As a new round of negotiations between the US and the Taliban is to start in Qatar, India has cautioned against a hasty deal with the terror group that is dictated by a Washington timeline rather than the best interests of Afghanistan…writes ARUL LOUIS
Speaking at the Security Council on Wednesday, India’s Permanent Representative Syed Akbaruddin also said that shutting down terrorist safe havens in Pakistan must be a precondition for a peace agreement to go forward.
While welcoming the international efforts for ending the Afghanistan civil war, he said: “We see that some may be driven by a sense of an urgency with timelines which are, perhaps, not intrinsic to the needs of the Afghan people.”
He also warned that terrorist organisations cannot be allowed to negotiate from a position strength that is guaranteed to them by the sanctuaries given to them by Pakistan.
Akbaruddin, however, diplomatically did not name the US or Pakistan, but his message to them was clear.
“As the way forward is chalked out, we cannot ignore that groups enjoying support and safe havens carry out violent and terrorist activities from across borders,” he said. “They cannot be allowed to negotiate from a place of advantage.”
“The sanctuaries and safe havens provided to terror networks have to be addressed for genuine and sustainable peace. The terrorist activities of the Taliban, Haqqani Network, Islamic State (IS), as well as Al Qaeda and its proscribed affiliates, including the Lashkar-e-Taiba and Jaish-e-Mohammed, need to end.”
Washington has been trying to forge a peace deal with the Taliban so that US President Donald Trump can keep his election promise of ending American involvement in Afghanistan and bringing the troops home as the campaign for next year’s election heats up.

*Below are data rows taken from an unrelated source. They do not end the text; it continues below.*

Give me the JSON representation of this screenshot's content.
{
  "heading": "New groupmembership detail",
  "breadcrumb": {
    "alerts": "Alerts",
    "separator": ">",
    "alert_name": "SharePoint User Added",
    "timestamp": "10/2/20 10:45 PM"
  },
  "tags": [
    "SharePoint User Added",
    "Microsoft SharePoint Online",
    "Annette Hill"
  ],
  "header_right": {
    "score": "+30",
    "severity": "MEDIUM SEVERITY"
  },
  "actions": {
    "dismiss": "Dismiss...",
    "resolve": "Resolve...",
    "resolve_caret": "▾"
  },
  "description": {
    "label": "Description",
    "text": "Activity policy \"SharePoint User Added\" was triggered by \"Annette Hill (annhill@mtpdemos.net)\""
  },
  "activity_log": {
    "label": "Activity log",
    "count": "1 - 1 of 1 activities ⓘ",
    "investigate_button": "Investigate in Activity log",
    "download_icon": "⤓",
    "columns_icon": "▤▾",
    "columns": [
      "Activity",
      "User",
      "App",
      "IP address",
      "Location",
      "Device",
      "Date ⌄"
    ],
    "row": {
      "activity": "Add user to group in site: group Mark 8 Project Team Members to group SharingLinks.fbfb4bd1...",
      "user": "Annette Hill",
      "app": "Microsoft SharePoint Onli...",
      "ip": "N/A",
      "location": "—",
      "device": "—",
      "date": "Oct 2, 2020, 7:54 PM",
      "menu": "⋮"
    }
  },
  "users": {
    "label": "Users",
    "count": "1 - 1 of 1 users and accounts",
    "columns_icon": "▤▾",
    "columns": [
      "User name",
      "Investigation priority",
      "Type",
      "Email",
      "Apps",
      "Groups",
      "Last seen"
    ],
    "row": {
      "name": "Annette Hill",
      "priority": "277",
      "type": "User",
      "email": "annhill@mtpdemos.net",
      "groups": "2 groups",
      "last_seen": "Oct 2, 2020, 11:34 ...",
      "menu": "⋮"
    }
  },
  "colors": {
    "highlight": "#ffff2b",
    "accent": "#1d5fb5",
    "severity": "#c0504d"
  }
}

The pace of negotiations have accelerated recently and a key round of negotiations between the Taliban leaders and Zalmay Khalilzad, the US Special Representative for Afghanistan Reconciliation, is scheduled to start this week in Doha.
The two sides appeared to dispute the interpretations of what they have agreed so far on US troop withdrawal. The Taliban negotiators’ spokesperson was reported to have tweeted on Tuesday that the US had agreed to pull out its troops.
But Khalilzad clarified in a tweet that the US sought “a comprehensive peace agreement, not a withdrawal agreement”.
Troop withdrawal is only one part of a comprehensive peace agreement, which would inlcude counter-terrorism assurances, intra-Afghan negotiations that lead to a political settlement, and a comprehensive and permanent ceasefire, he explained in another tweet.
Khalilzad visited India last month for consultations with Indian officials on the negotiations.
Speaking at the Security Council, Rodney Hunter, the political coordinator at the US Mission, said: “The US has made clear to the Taliban that we are prepared to reduce our forces; however, we have not agreed to numbers or a timeline with the Taliban.”
For any peace agreement to go into force, despite the US need for speed, the Afghanistan government has to directly negotiate with the Taliban. This was emphasised at the Security Council by Tadamichi Yamamoto, the UN Special Representative for Afghanistan.
“The common message to the Taliban is clear: come to the table and negotiate directly with the Afghan Government,” he said.
“All parties agree that finalising a US-Taliban understanding on terrorism and the foreign troop presence will open the door for intra-Afghan dialogue and negotiations.”